Infantry Machine-Gun Captain Nuri Bey (Killigiil) (later Nuri Pasha) was sent to North Africa by an illegal Greek ship with Major Jafar al-Askari Bey and 10,000 gold. His mission was to archive operations of Teşkilat-ı Mahsusa forces with local forces against Italian and British forces. They landed at the shore between Tobruk and Sallum on 21 February 1915. And then they went to Ahmed Sharif es Senussi in Sallum.
Teşkilat-ı Mahsusa sent an infantry battalion (three infantry companies, one heavy machine-gun team and one engineer team) to Libya. The battalion arrived at Bodrum through Milas and Göcek on 16 October 1915, and left for Tripolitania by two sailing ship accompanied by German U-boat U-35. On 17 October 1915, the battalion arrived at Derne, landed at west of Sallum and was transferred to the Senussi's headquarters.
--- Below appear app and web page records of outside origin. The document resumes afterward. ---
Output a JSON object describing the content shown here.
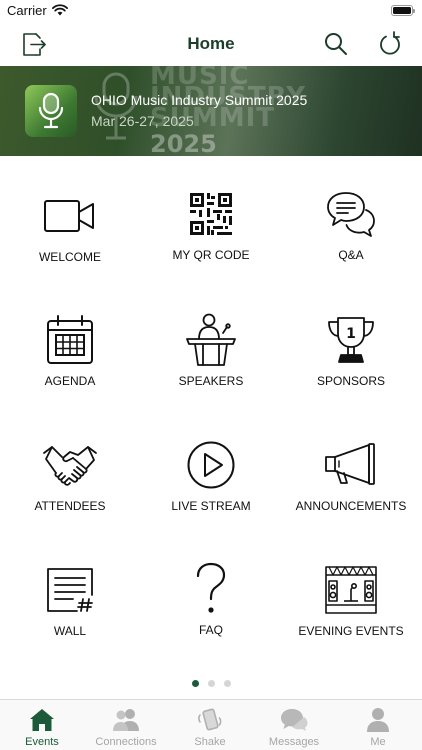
{
  "status_bar": {
    "carrier": "Carrier",
    "wifi_icon": "wifi-icon",
    "battery_icon": "battery-icon"
  },
  "nav": {
    "title": "Home",
    "left_icon": "logout-icon",
    "right_icons": [
      "search-icon",
      "refresh-icon"
    ],
    "title_color": "#1c3d2a"
  },
  "banner": {
    "title": "OHIO Music Industry Summit 2025",
    "date": "Mar 26-27, 2025",
    "logo_icon": "microphone-logo-icon",
    "background_lines": [
      "MUSIC",
      "INDUSTRY",
      "SUMMIT"
    ],
    "background_year": "2025"
  },
  "grid": {
    "items": [
      {
        "label": "WELCOME",
        "icon": "video-camera-icon"
      },
      {
        "label": "MY QR CODE",
        "icon": "qr-code-icon"
      },
      {
        "label": "Q&A",
        "icon": "chat-bubbles-icon"
      },
      {
        "label": "AGENDA",
        "icon": "calendar-icon"
      },
      {
        "label": "SPEAKERS",
        "icon": "speaker-podium-icon"
      },
      {
        "label": "SPONSORS",
        "icon": "trophy-icon"
      },
      {
        "label": "ATTENDEES",
        "icon": "handshake-icon"
      },
      {
        "label": "LIVE STREAM",
        "icon": "play-circle-icon"
      },
      {
        "label": "ANNOUNCEMENTS",
        "icon": "megaphone-icon"
      },
      {
        "label": "WALL",
        "icon": "wall-post-icon"
      },
      {
        "label": "FAQ",
        "icon": "question-mark-icon"
      },
      {
        "label": "EVENING EVENTS",
        "icon": "stage-icon"
      }
    ]
  },
  "pagination": {
    "pages": 3,
    "current_page": 1
  },
  "tab_bar": {
    "accent_color": "#1c5a3a",
    "inactive_color": "#a6a6a6",
    "tabs": [
      {
        "label": "Events",
        "icon": "house-icon",
        "active": true
      },
      {
        "label": "Connections",
        "icon": "people-icon",
        "active": false
      },
      {
        "label": "Shake",
        "icon": "shake-phone-icon",
        "active": false
      },
      {
        "label": "Messages",
        "icon": "messages-icon",
        "active": false
      },
      {
        "label": "Me",
        "icon": "person-icon",
        "active": false
      }
    ]
  }
}
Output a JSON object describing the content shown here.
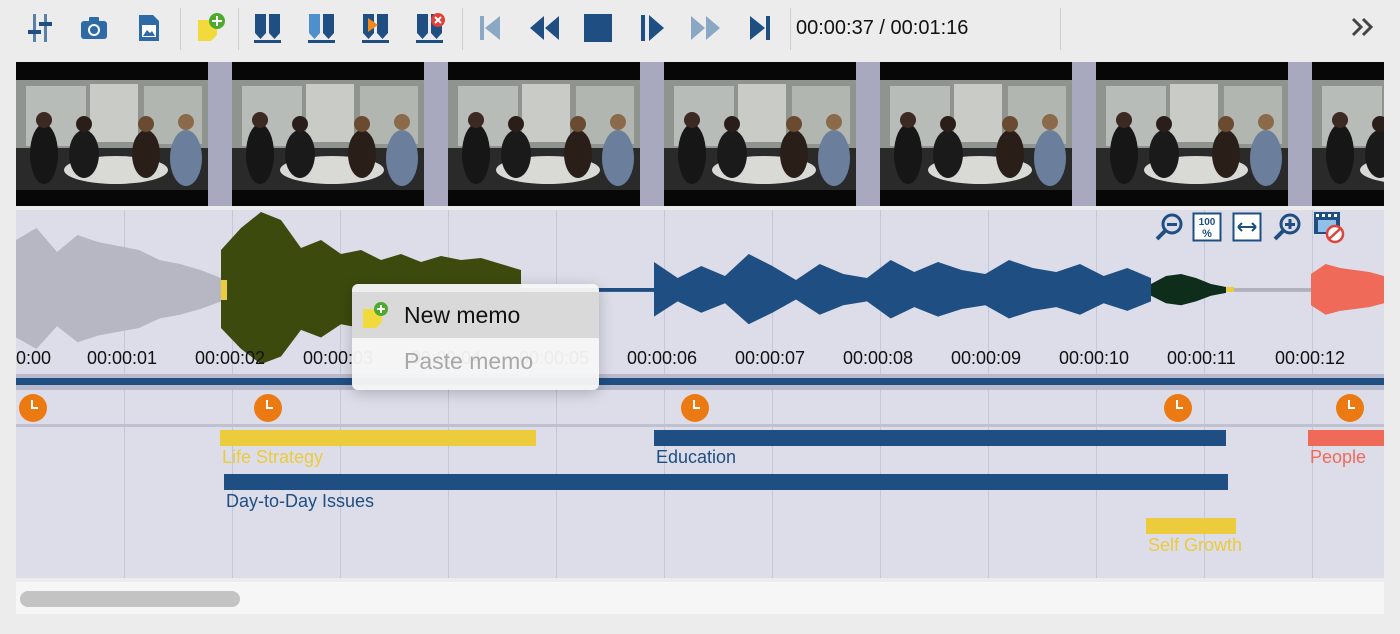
{
  "toolbar": {
    "buttons": [
      {
        "name": "settings-sliders-button",
        "icon": "sliders-icon"
      },
      {
        "name": "snapshot-button",
        "icon": "camera-icon"
      },
      {
        "name": "export-image-button",
        "icon": "image-file-icon"
      },
      {
        "name": "add-memo-button",
        "icon": "memo-add-icon"
      },
      {
        "name": "set-in-point-button",
        "icon": "marker-down-icon"
      },
      {
        "name": "set-out-point-button",
        "icon": "marker-down-light-icon"
      },
      {
        "name": "go-to-marker-button",
        "icon": "marker-play-icon"
      },
      {
        "name": "remove-marker-button",
        "icon": "marker-remove-icon"
      },
      {
        "name": "skip-to-start-button",
        "icon": "skip-start-icon"
      },
      {
        "name": "rewind-button",
        "icon": "rewind-icon"
      },
      {
        "name": "stop-button",
        "icon": "stop-icon"
      },
      {
        "name": "play-button",
        "icon": "play-icon"
      },
      {
        "name": "fast-forward-button",
        "icon": "fast-forward-icon"
      },
      {
        "name": "skip-to-end-button",
        "icon": "skip-end-icon"
      }
    ],
    "timecode": "00:00:37 / 00:01:16",
    "expand_icon": "double-chevron-right-icon"
  },
  "ruler": {
    "labels": [
      "0:00",
      "00:00:01",
      "00:00:02",
      "00:00:03",
      "00:00:04",
      "00:00:05",
      "00:00:06",
      "00:00:07",
      "00:00:08",
      "00:00:09",
      "00:00:10",
      "00:00:11",
      "00:00:12"
    ]
  },
  "zoom_tools": [
    {
      "name": "zoom-out-button",
      "icon": "zoom-out-icon"
    },
    {
      "name": "zoom-100-button",
      "icon": "zoom-100-icon",
      "label": "100 %"
    },
    {
      "name": "fit-width-button",
      "icon": "fit-width-icon"
    },
    {
      "name": "zoom-in-button",
      "icon": "zoom-in-icon"
    },
    {
      "name": "toggle-thumbnails-button",
      "icon": "filmstrip-hide-icon"
    }
  ],
  "codes": [
    {
      "label": "Life Strategy",
      "color": "#eccb3c"
    },
    {
      "label": "Education",
      "color": "#1f4f82"
    },
    {
      "label": "People",
      "color": "#f06a5a"
    },
    {
      "label": "Day-to-Day Issues",
      "color": "#1f4f82"
    },
    {
      "label": "Self Growth",
      "color": "#eccb3c"
    }
  ],
  "context_menu": {
    "items": [
      {
        "label": "New memo",
        "enabled": true,
        "icon": "memo-add-icon"
      },
      {
        "label": "Paste memo",
        "enabled": false
      }
    ]
  },
  "colors": {
    "accent": "#1f4f82",
    "waveform_gray": "#b6b7c2",
    "waveform_olive": "#3c4a0e",
    "waveform_blue": "#1f4f82",
    "waveform_dark": "#0f2d1b",
    "waveform_red": "#f06a5a",
    "clock_orange": "#ec7a12"
  }
}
In 1916, during the Senussi Uprising, Ottoman officers under Ahmed Sharif es Senussi led the Senussis to penetrate into Egypt, which was guarded by the British. British forces had to evacuate Sallum and Seyd-i Barani, retreating to the town of Matrukh. The Sanusis pursued the British and launched an offensive towards Matrukh. The British dispersed the opposing forces and Ahmad al-Sharif gave up the Sanusi political and military leadership. He had lost influence considerably, not only because of losses on the battlefield but also due to the differences of opinion surfacing among Senussi sheikhs.
In 1917, as an attempt to organize the efforts which was dispersed by the British, the Ottoman General Staff established the “Africa Groups Command” (Afrika Grupları Komutanlığı), of which the primary objective was the coastal regions of Libya. The first commander of this group was Lieutenant Colonel Nuri Killigil and the chief of Staff was Staff Major Abdurrahman Nafiz Bey (Gürman). Italian forces, which were trapped in Zuwara, Khoms, and Tripoli, attempted to break through the encirclement twice in January and April 1917, both without success. In September, a major offensive by the Africa Groups Command on Tripoli firmly established the defense.
Nuri Pasha was replaced by Prince Osman Fuad in April 1918. Abdurrahman Nafiz Bey was re-appointed the chief of staff. Osman Fuad left Istanbul on 2 April 1918 for Vienna and then on 5 May 1918 left Pula with 559,490 Franc and 60 officers by German U-boat UC-78 for Libya. They arrived at Misrata on 17 May 1918.
Berber revolts in Morocco and Libya would continue well after the end of the war, till their final suppression in the late 1920s and early 1930s.
- The Official Names of the Battles and Other Engagements Fought by the Military Forces of the British Empire during the Great War, 1914–1919, and the Third Afghan War, 1919: Report of the Battles Nomenclature Committee as Approved by The Army Council Presented to Parliament by Command of His Majesty. London: Government Printer. 1922. OCLC 29078007. p. 30
- Hamit Pehlivanlı, "Teşkilat-ı Mahsusa Kuzey Afrika'da (1914–1918)", Atatürk Araştırma Merkezi Dergisi, Sayı 47, Cilt: XVI, Temmuz 2000. (Turkish)
- Images from Sand in the Whirlwind: The Anglo-Sennusi Campaign 1915–1916 (2000).